→ **ABOUT THIS TASK**:
In the records that follow, find each line with the word "Default" and copy it.

→ **DATA FOR THIS TASK**:

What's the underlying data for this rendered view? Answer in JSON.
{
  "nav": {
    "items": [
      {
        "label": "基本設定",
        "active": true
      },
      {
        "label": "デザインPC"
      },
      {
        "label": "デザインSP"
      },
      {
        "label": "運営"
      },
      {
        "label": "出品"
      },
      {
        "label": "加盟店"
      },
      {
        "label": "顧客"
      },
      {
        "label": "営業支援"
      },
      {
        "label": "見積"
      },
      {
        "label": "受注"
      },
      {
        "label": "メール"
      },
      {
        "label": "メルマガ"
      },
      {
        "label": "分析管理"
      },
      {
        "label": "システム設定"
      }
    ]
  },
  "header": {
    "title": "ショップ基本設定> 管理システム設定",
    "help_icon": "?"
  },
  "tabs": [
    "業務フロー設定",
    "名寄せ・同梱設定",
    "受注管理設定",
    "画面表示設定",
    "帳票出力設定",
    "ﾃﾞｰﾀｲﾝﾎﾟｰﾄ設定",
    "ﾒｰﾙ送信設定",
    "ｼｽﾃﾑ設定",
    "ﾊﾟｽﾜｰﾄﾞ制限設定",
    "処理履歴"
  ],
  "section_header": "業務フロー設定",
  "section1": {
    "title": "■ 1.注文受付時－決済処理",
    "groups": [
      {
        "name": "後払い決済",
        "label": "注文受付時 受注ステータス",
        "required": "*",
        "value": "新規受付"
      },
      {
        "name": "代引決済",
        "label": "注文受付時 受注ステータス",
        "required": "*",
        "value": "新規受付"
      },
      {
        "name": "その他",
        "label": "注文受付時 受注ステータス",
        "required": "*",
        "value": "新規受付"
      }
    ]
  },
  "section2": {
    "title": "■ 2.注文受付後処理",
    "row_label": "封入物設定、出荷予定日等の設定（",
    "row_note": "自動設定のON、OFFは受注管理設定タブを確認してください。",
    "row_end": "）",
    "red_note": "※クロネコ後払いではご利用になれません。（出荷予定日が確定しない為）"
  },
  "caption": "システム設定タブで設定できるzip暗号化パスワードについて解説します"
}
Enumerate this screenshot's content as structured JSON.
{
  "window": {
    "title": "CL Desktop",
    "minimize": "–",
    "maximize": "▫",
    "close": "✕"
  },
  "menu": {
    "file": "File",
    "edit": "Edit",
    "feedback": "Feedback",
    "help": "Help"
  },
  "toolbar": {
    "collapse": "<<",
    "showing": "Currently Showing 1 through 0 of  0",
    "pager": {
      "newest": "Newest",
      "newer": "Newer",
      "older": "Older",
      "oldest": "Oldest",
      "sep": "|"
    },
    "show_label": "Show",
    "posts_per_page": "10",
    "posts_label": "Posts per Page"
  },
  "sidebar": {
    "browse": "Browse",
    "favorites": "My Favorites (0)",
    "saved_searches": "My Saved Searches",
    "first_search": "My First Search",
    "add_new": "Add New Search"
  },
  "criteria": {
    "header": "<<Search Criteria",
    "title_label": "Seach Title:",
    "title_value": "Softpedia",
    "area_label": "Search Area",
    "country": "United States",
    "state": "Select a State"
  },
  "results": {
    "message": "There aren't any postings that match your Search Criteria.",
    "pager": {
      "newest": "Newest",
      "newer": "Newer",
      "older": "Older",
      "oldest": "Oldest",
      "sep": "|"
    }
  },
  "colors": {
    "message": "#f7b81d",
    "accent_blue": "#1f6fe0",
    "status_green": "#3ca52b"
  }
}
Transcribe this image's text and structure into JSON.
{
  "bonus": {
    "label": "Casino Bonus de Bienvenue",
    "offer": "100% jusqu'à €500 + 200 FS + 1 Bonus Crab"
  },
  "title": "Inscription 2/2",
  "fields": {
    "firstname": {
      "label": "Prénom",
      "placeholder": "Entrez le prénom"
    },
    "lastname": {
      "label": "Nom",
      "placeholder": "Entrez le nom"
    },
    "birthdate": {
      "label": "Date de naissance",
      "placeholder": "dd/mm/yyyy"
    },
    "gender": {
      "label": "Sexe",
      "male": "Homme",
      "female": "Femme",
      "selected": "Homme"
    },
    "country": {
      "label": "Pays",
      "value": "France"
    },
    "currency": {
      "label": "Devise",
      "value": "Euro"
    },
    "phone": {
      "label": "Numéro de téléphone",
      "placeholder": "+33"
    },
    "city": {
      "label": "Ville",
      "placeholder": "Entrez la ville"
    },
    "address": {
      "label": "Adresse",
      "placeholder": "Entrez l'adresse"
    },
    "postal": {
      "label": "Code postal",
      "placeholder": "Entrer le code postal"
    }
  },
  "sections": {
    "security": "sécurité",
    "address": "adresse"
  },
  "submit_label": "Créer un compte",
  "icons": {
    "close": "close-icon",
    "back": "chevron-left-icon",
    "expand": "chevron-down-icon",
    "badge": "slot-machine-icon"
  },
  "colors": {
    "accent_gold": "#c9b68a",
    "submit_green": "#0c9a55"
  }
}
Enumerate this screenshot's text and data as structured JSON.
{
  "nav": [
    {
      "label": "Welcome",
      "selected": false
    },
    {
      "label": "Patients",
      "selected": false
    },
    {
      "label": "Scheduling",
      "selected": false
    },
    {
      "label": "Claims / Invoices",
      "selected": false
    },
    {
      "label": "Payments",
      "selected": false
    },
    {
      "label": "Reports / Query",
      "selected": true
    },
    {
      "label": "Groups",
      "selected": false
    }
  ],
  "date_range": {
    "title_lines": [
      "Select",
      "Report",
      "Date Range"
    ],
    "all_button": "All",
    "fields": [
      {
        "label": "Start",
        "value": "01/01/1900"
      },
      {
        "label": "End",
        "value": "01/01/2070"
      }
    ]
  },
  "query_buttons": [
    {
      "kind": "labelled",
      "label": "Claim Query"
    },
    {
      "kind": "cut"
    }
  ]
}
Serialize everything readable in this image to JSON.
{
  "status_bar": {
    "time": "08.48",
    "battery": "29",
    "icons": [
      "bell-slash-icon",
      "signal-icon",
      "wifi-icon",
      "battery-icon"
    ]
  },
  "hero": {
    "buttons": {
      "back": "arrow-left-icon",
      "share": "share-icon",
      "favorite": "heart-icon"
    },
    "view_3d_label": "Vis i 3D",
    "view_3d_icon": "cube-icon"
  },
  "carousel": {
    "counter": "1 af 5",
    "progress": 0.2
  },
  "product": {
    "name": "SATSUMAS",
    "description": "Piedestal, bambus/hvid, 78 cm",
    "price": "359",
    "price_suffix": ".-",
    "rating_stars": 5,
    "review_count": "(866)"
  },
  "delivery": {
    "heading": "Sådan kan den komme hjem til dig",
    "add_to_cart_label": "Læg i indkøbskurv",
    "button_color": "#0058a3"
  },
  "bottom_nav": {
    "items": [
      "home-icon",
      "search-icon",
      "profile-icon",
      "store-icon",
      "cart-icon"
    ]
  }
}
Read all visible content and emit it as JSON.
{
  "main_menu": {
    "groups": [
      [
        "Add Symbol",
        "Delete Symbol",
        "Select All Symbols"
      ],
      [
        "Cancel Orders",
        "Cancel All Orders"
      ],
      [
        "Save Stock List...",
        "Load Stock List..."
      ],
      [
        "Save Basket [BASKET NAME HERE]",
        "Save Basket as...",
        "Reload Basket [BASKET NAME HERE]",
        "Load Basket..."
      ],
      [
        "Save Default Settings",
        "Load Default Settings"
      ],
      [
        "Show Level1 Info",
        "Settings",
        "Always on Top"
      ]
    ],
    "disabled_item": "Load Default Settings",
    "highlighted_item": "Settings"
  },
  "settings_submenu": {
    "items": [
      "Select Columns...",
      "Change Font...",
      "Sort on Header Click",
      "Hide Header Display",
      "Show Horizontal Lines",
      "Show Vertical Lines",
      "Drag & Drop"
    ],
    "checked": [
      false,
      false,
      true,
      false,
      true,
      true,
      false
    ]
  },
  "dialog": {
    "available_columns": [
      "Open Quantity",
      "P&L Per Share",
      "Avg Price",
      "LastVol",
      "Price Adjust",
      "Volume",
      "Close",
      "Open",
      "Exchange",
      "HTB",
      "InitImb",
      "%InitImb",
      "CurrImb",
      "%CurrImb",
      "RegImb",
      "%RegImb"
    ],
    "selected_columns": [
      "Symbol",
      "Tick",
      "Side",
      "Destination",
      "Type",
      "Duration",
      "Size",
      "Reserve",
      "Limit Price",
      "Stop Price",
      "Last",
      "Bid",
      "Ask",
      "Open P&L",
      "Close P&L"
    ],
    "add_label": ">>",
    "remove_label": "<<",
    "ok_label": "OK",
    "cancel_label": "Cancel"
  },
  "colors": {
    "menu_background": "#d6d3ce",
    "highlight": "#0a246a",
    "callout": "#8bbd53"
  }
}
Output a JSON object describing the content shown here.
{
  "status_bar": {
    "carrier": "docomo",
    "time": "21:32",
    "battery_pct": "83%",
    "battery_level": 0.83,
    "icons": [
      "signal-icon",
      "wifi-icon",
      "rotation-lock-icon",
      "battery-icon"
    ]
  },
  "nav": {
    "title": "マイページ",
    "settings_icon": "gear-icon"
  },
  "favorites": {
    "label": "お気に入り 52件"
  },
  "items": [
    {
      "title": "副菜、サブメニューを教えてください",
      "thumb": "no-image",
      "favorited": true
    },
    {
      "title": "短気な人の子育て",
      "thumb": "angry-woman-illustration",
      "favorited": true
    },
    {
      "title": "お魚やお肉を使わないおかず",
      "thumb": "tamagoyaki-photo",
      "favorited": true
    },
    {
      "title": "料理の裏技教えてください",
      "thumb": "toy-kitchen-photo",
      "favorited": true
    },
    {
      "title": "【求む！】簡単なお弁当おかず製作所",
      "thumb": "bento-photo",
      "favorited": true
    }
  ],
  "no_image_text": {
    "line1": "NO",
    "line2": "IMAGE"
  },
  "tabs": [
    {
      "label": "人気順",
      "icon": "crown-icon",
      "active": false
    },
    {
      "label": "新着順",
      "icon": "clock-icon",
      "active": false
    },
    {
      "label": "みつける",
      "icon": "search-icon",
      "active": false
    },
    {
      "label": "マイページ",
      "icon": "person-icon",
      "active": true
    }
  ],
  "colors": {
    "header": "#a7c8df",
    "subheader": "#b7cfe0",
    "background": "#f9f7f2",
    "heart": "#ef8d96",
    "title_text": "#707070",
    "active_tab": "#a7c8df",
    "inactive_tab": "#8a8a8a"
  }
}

→ **TASK ANSWER**:
        "Save Default Settings",
        "Load Default Settings"
    "disabled_item": "Load Default Settings",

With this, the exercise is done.